Montrealers Jack Zittrer and Edward Bronfman spent several evenings visiting Soviet Jews in their apartments, engaging them in lengthy discussions. Bronfman was followed everywhere. He was called to the Canadian Embassy by the ambassador, who instructed him to ask his fellow travellers to stop distributing religious material in the synagogues. Bronfman’s notes and film were confiscated before he left the Soviet Union.
The Toronto group related their stories at community meetings when they returned. Robert Kaplan, a federal Liberal candidate present at one of the meetings, emphasized his position: “Political candidates should commit themselves on the Soviet Jewish question and be prepared to appeal directly to the Soviets on behalf of Soviet Jews.”
The actions of these Canadian hockey fans was audacious, because this was prior to Soviet Jewry advocacy in Canada. They were among the first Canadians to meet with refuseniks.
In 2018, Paul Henderson was the guest in our family Sukkah for an event sponsored by the Canadian Friends of Tel Aviv University.

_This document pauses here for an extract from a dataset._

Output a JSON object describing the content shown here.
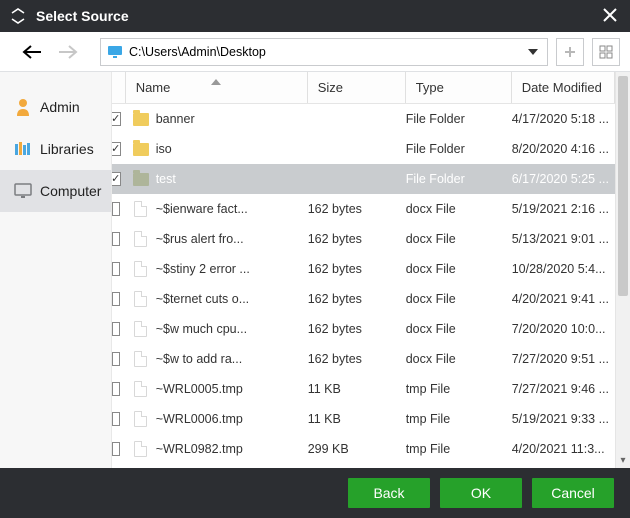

Billed as the Sukkah Summit, Henderson spoke about how his life changed (he is a devout Christian) after becoming an instant Canadian hockey hero. He mentioned how sports promoter Irv Ungerman sent steaks to Moscow for the Canadian team, which the Russians stole. He also spoke about his visit to Israel in 2010, and shared the same sentiment he expressed upon his return:

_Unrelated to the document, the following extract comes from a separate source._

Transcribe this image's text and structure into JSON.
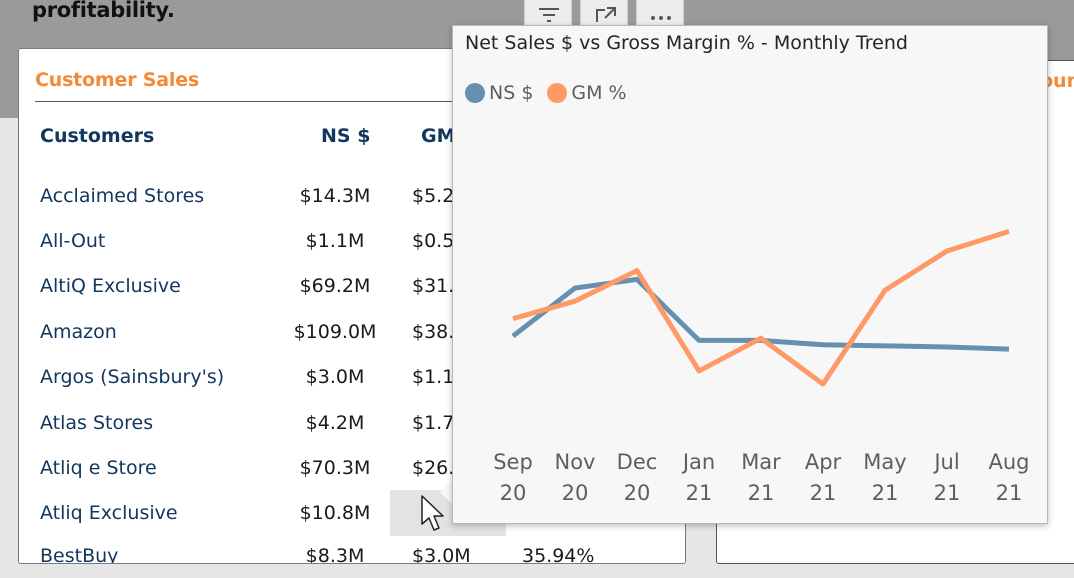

“To understand the resilience of the Jewish People and what they have come from 60 years ago… it’s mind-boggling. You’ve got a country today, a military, a progressive society, commerce, and you’re world leaders in a lot of fields. To me, there has to be a God, or you people wouldn’t be here.”
Henderson had experienced in Israel what Herzl envisioned.
I once asked a group of people what Paul Henderson and Theodor Herzl would say to each other if they met. One answer summarizes the connection. It was this:
Herzl to Henderson: Nice goal.
Henderson to Herzl: You too.
Indeed, both Paul Henderson and Theodor Herzl had great goals.